Coopers and canoes; other people’s work

Today was a good day.

A promising start, despite the wind and showers, with this post on the bodger’s Ask and Answer forum

If you think the craft is a marvel watch the video in Robin Wood’s post and see how one is made.  They don’t make cars like this!  More’s the pity.

At work no more tops of trees blew off like yesterday, narrowly missing two ladies of advanced years.  Bloody poplars, no good for anything but matches, but, just in case, I’ve taken four foot to see whether it makes a decent carved bowl.  From the last couple of poplar tops that blew off, I tried turning, that wasn’t very much fun.  The grain is rather coarse and breaks up under the chisel.

As I was fixing up the new Flying Shavings name boards:

I asked a visitor whether it was level, he helped out and then started asking about my tools.  He wanted to look at the maker’s name on my draw knife.  Turned out he knew a thing or two as he used to be a cooper.  We had a good discussion about how many coopers are left, where they are, whether they use a draw knife properly (on the shear), what sort of oak is used for coopering (Russian sessile oak, unfortunately post Revolution timber is studded with shrapnel and bullets, which is bad news for the sawyer), types of cooper (wet,dry and white (the latter for dairy goods)), the decline of coopering, why American oak barrel staves are imported to Scotland (Bourbon can only be matured in a new oak barrel), inappropriateness of American white oak for beer barrels (too much tannin that taints the beer), how herring barrels were sealed (not like beer barrels because they’re full of fish and you have to put the heads in from the outside, not the inside), sharpness of chisels (the one I’d made the day before not having a keen edge as yet, pending trials on the angle – it’s a beading skew). One of my best, most interesting visitors.

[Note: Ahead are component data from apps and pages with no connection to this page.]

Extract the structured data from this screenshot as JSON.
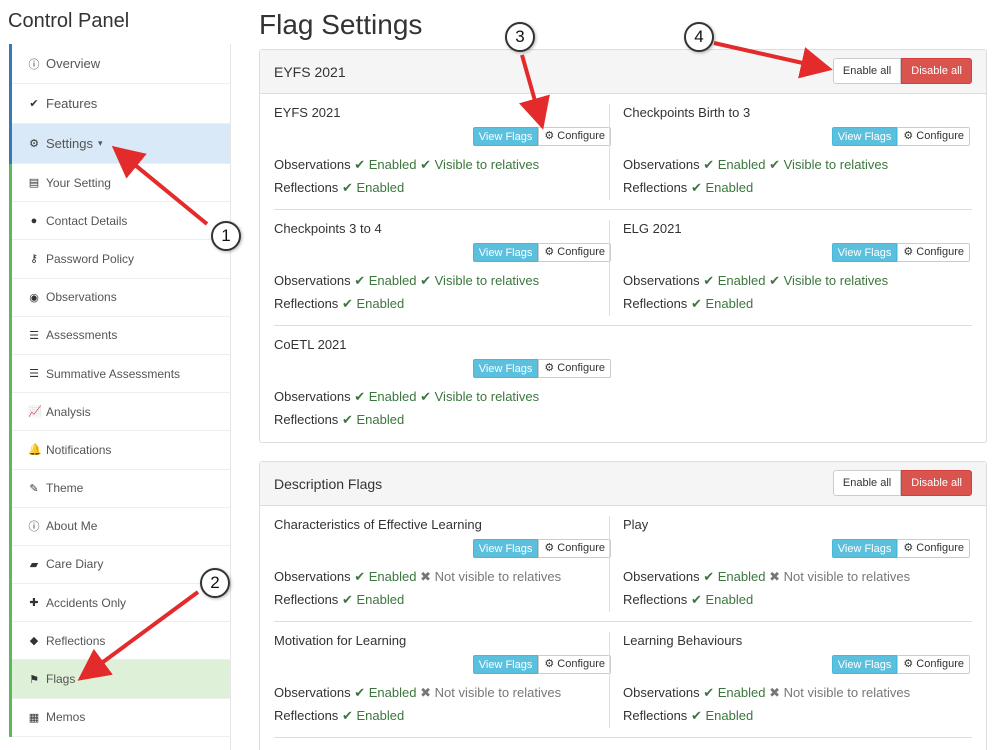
{
  "sidebar": {
    "title": "Control Panel",
    "top_items": [
      {
        "label": "Overview",
        "icon": "info-circle-icon",
        "glyph": "ⓘ"
      },
      {
        "label": "Features",
        "icon": "check-icon",
        "glyph": "✔"
      },
      {
        "label": "Settings",
        "icon": "gear-icon",
        "glyph": "⚙",
        "caret": "▾"
      }
    ],
    "sub_items": [
      {
        "label": "Your Setting",
        "icon": "document-icon",
        "glyph": "▤"
      },
      {
        "label": "Contact Details",
        "icon": "comment-icon",
        "glyph": "●"
      },
      {
        "label": "Password Policy",
        "icon": "key-icon",
        "glyph": "⚷"
      },
      {
        "label": "Observations",
        "icon": "eye-icon",
        "glyph": "◉"
      },
      {
        "label": "Assessments",
        "icon": "list-icon",
        "glyph": "☰"
      },
      {
        "label": "Summative Assessments",
        "icon": "list-icon",
        "glyph": "☰"
      },
      {
        "label": "Analysis",
        "icon": "line-chart-icon",
        "glyph": "📈"
      },
      {
        "label": "Notifications",
        "icon": "bell-icon",
        "glyph": "🔔"
      },
      {
        "label": "Theme",
        "icon": "brush-icon",
        "glyph": "✎"
      },
      {
        "label": "About Me",
        "icon": "info-circle-icon",
        "glyph": "ⓘ"
      },
      {
        "label": "Care Diary",
        "icon": "book-icon",
        "glyph": "▰"
      },
      {
        "label": "Accidents Only",
        "icon": "first-aid-icon",
        "glyph": "✚"
      },
      {
        "label": "Reflections",
        "icon": "bullhorn-icon",
        "glyph": "◆"
      },
      {
        "label": "Flags",
        "icon": "flag-icon",
        "glyph": "⚑"
      },
      {
        "label": "Memos",
        "icon": "newspaper-icon",
        "glyph": "▦"
      }
    ]
  },
  "page": {
    "title": "Flag Settings"
  },
  "labels": {
    "view_flags": "View Flags",
    "configure": "Configure",
    "enable_all": "Enable all",
    "disable_all": "Disable all",
    "observations": "Observations",
    "reflections": "Reflections",
    "enabled": "Enabled",
    "visible": "Visible to relatives",
    "not_visible": "Not visible to relatives"
  },
  "panels": [
    {
      "title": "EYFS 2021",
      "items": [
        {
          "name": "EYFS 2021",
          "visible": true
        },
        {
          "name": "Checkpoints Birth to 3",
          "visible": true
        },
        {
          "name": "Checkpoints 3 to 4",
          "visible": true
        },
        {
          "name": "ELG 2021",
          "visible": true
        },
        {
          "name": "CoETL 2021",
          "visible": true
        }
      ]
    },
    {
      "title": "Description Flags",
      "items": [
        {
          "name": "Characteristics of Effective Learning",
          "visible": false
        },
        {
          "name": "Play",
          "visible": false
        },
        {
          "name": "Motivation for Learning",
          "visible": false
        },
        {
          "name": "Learning Behaviours",
          "visible": false
        }
      ]
    }
  ],
  "callouts": [
    "1",
    "2",
    "3",
    "4"
  ],
  "colors": {
    "accent": "#e32b2b",
    "enabled": "#3c763d",
    "info": "#5bc0de",
    "danger": "#d9534f"
  }
}
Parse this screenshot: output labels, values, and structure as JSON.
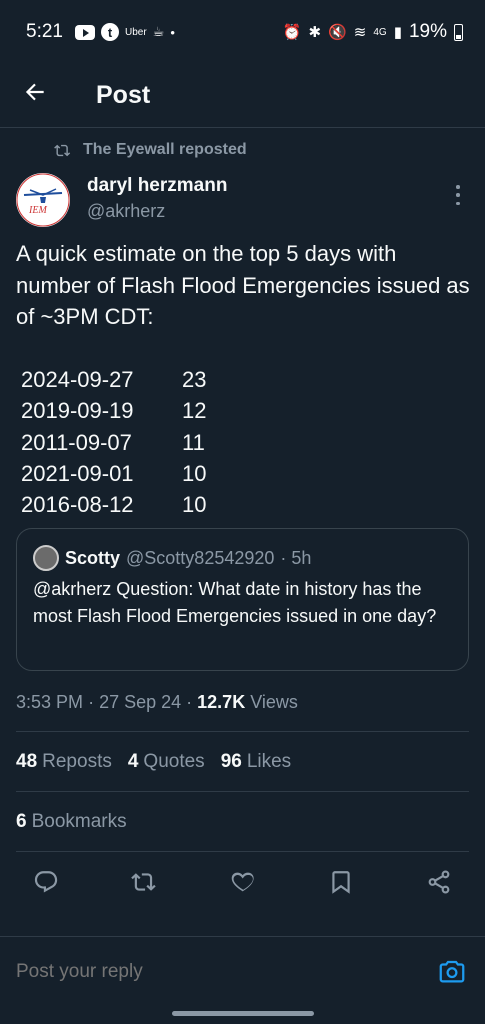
{
  "status_bar": {
    "time": "5:21",
    "uber_label": "Uber",
    "network": "4G",
    "battery": "19%"
  },
  "header": {
    "title": "Post"
  },
  "repost": {
    "text": "The Eyewall reposted"
  },
  "author": {
    "name": "daryl herzmann",
    "handle": "@akrherz",
    "avatar_text": "IEM"
  },
  "tweet": {
    "text": "A quick estimate on the top 5 days with number of Flash Flood Emergencies issued as of ~3PM CDT:",
    "rows": [
      {
        "date": "2024-09-27",
        "count": "23"
      },
      {
        "date": "2019-09-19",
        "count": "12"
      },
      {
        "date": "2011-09-07",
        "count": "11"
      },
      {
        "date": "2021-09-01",
        "count": "10"
      },
      {
        "date": "2016-08-12",
        "count": "10"
      }
    ]
  },
  "quote": {
    "name": "Scotty",
    "handle": "@Scotty82542920",
    "time": "· 5h",
    "text": "@akrherz Question: What date in history has the most Flash Flood Emergencies issued in one day?"
  },
  "meta": {
    "time": "3:53 PM",
    "date": "27 Sep 24",
    "views_count": "12.7K",
    "views_label": "Views"
  },
  "stats": {
    "reposts_count": "48",
    "reposts_label": "Reposts",
    "quotes_count": "4",
    "quotes_label": "Quotes",
    "likes_count": "96",
    "likes_label": "Likes",
    "bookmarks_count": "6",
    "bookmarks_label": "Bookmarks"
  },
  "reply": {
    "placeholder": "Post your reply"
  },
  "colors": {
    "background": "#15202b",
    "muted": "#8b98a5",
    "accent": "#1d9bf0"
  }
}
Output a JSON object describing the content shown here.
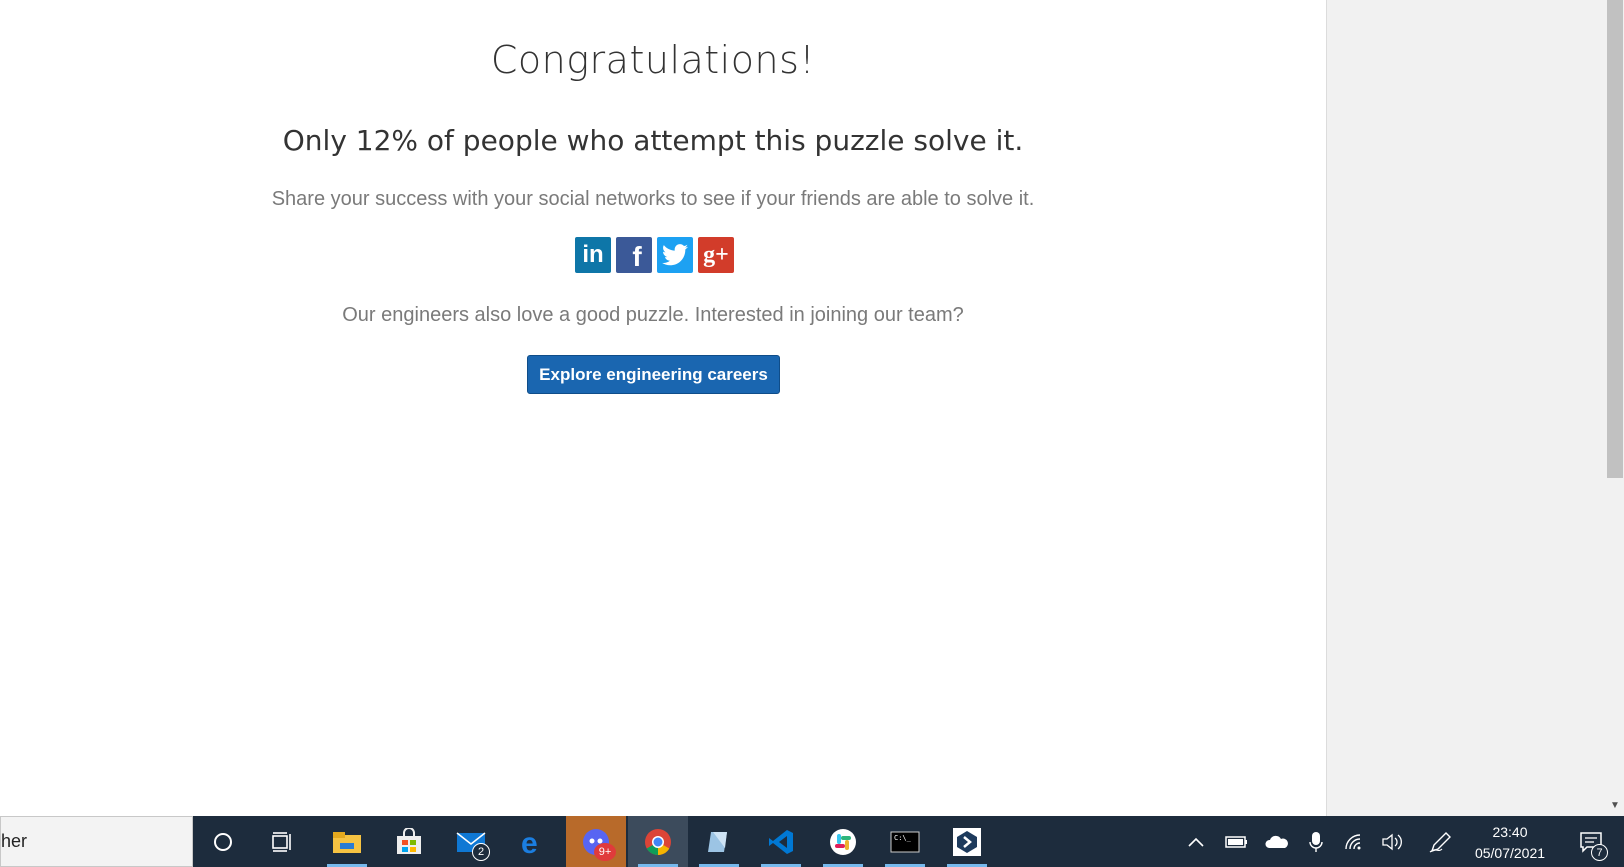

And while we’re on old stories, David, my fortnightly apprentice, told me a great one about an engineer’s tool box legacy.  In the engineering factory where he was apprenticed, the tradition was that if an engineer died in the traces (i.e. whilst still employed) his tool chest was raffled to the apprentices, the proceeds being either given to the widow or used to buy flowers (those were the days, eh?).  An engineer’s tool chest was not to be sneezed at, it had two shallow drawers at the top where all the sexy measuring instruments were housed.  On the death in traces of Victor Silvester (let us call him) his tool chest was duly auctioned.  David paid for his ticket, but was very disappointed to be unlucky in the draw.  However, when the ‘lucky’ winner opened the first shallow drawer he was greeted by Victor’s ‘work’ false teeth, he came to work in his best ‘home’ teeth and then changed into his work ones.  (I suppose you need to know where he died to work out whether these teeth were is best or second best!)